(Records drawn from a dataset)
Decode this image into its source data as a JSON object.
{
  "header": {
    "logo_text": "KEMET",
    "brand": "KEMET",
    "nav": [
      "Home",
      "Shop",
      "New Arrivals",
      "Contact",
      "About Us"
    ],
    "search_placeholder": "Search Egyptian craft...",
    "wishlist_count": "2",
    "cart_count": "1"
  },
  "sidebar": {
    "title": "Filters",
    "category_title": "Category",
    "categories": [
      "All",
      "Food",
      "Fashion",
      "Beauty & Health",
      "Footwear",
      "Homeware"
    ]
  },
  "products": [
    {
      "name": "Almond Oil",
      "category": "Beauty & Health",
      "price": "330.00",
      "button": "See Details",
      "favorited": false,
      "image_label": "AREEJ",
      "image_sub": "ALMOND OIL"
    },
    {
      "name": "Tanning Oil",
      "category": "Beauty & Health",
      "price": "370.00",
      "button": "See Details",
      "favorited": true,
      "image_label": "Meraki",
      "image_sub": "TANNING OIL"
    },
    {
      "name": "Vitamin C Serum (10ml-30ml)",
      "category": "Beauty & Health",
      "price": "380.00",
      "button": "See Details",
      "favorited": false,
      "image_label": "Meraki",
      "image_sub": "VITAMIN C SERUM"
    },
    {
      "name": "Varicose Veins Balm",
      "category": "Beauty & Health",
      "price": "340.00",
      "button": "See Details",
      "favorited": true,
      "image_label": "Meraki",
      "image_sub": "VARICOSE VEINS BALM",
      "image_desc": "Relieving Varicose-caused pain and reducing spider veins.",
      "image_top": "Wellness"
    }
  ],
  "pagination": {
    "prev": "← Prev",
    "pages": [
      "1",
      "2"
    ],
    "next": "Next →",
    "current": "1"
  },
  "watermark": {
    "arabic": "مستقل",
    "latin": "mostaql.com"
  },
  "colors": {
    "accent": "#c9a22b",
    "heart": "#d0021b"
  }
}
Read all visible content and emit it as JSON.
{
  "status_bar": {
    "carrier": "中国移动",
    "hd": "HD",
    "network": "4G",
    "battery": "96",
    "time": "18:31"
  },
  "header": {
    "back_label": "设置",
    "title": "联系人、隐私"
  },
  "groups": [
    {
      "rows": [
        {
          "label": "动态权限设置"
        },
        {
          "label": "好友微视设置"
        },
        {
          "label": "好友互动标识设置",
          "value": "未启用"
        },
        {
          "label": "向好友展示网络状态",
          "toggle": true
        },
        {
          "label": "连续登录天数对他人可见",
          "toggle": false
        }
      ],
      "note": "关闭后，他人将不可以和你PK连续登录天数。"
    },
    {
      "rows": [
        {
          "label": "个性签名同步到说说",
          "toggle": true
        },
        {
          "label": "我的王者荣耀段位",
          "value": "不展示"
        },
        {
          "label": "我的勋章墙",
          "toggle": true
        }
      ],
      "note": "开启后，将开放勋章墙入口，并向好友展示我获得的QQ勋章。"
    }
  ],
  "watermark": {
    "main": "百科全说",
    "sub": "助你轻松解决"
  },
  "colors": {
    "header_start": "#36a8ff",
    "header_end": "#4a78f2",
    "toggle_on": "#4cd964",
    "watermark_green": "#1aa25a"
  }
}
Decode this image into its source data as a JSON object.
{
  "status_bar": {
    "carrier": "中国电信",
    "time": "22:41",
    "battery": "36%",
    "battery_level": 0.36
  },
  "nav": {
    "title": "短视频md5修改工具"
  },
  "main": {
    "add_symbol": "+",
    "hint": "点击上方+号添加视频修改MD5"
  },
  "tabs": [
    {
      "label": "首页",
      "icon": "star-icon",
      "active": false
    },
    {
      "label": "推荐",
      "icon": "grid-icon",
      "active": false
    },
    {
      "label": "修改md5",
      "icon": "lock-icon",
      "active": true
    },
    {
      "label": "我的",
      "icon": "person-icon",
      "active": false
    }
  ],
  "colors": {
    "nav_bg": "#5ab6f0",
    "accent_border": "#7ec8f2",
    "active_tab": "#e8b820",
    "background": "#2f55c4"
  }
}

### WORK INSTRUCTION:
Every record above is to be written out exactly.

### OUTPUT FOR THIS TASK:
Decode this image into its source data as a JSON object.
{
  "header": {
    "logo_text": "KEMET",
    "brand": "KEMET",
    "nav": [
      "Home",
      "Shop",
      "New Arrivals",
      "Contact",
      "About Us"
    ],
    "search_placeholder": "Search Egyptian craft...",
    "wishlist_count": "2",
    "cart_count": "1"
  },
  "sidebar": {
    "title": "Filters",
    "category_title": "Category",
    "categories": [
      "All",
      "Food",
      "Fashion",
      "Beauty & Health",
      "Footwear",
      "Homeware"
    ]
  },
  "products": [
    {
      "name": "Almond Oil",
      "category": "Beauty & Health",
      "price": "330.00",
      "button": "See Details",
      "favorited": false,
      "image_label": "AREEJ",
      "image_sub": "ALMOND OIL"
    },
    {
      "name": "Tanning Oil",
      "category": "Beauty & Health",
      "price": "370.00",
      "button": "See Details",
      "favorited": true,
      "image_label": "Meraki",
      "image_sub": "TANNING OIL"
    },
    {
      "name": "Vitamin C Serum (10ml-30ml)",
      "category": "Beauty & Health",
      "price": "380.00",
      "button": "See Details",
      "favorited": false,
      "image_label": "Meraki",
      "image_sub": "VITAMIN C SERUM"
    },
    {
      "name": "Varicose Veins Balm",
      "category": "Beauty & Health",
      "price": "340.00",
      "button": "See Details",
      "favorited": true,
      "image_label": "Meraki",
      "image_sub": "VARICOSE VEINS BALM",
      "image_desc": "Relieving Varicose-caused pain and reducing spider veins.",
      "image_top": "Wellness"
    }
  ],
  "pagination": {
    "prev": "← Prev",
    "pages": [
      "1",
      "2"
    ],
    "next": "Next →",
    "current": "1"
  },
  "watermark": {
    "arabic": "مستقل",
    "latin": "mostaql.com"
  },
  "colors": {
    "accent": "#c9a22b",
    "heart": "#d0021b"
  }
}
Read all visible content and emit it as JSON.
{
  "status_bar": {
    "carrier": "中国移动",
    "hd": "HD",
    "network": "4G",
    "battery": "96",
    "time": "18:31"
  },
  "header": {
    "back_label": "设置",
    "title": "联系人、隐私"
  },
  "groups": [
    {
      "rows": [
        {
          "label": "动态权限设置"
        },
        {
          "label": "好友微视设置"
        },
        {
          "label": "好友互动标识设置",
          "value": "未启用"
        },
        {
          "label": "向好友展示网络状态",
          "toggle": true
        },
        {
          "label": "连续登录天数对他人可见",
          "toggle": false
        }
      ],
      "note": "关闭后，他人将不可以和你PK连续登录天数。"
    },
    {
      "rows": [
        {
          "label": "个性签名同步到说说",
          "toggle": true
        },
        {
          "label": "我的王者荣耀段位",
          "value": "不展示"
        },
        {
          "label": "我的勋章墙",
          "toggle": true
        }
      ],
      "note": "开启后，将开放勋章墙入口，并向好友展示我获得的QQ勋章。"
    }
  ],
  "watermark": {
    "main": "百科全说",
    "sub": "助你轻松解决"
  },
  "colors": {
    "header_start": "#36a8ff",
    "header_end": "#4a78f2",
    "toggle_on": "#4cd964",
    "watermark_green": "#1aa25a"
  }
}
Decode this image into its source data as a JSON object.
{
  "status_bar": {
    "carrier": "中国电信",
    "time": "22:41",
    "battery": "36%",
    "battery_level": 0.36
  },
  "nav": {
    "title": "短视频md5修改工具"
  },
  "main": {
    "add_symbol": "+",
    "hint": "点击上方+号添加视频修改MD5"
  },
  "tabs": [
    {
      "label": "首页",
      "icon": "star-icon",
      "active": false
    },
    {
      "label": "推荐",
      "icon": "grid-icon",
      "active": false
    },
    {
      "label": "修改md5",
      "icon": "lock-icon",
      "active": true
    },
    {
      "label": "我的",
      "icon": "person-icon",
      "active": false
    }
  ],
  "colors": {
    "nav_bg": "#5ab6f0",
    "accent_border": "#7ec8f2",
    "active_tab": "#e8b820",
    "background": "#2f55c4"
  }
}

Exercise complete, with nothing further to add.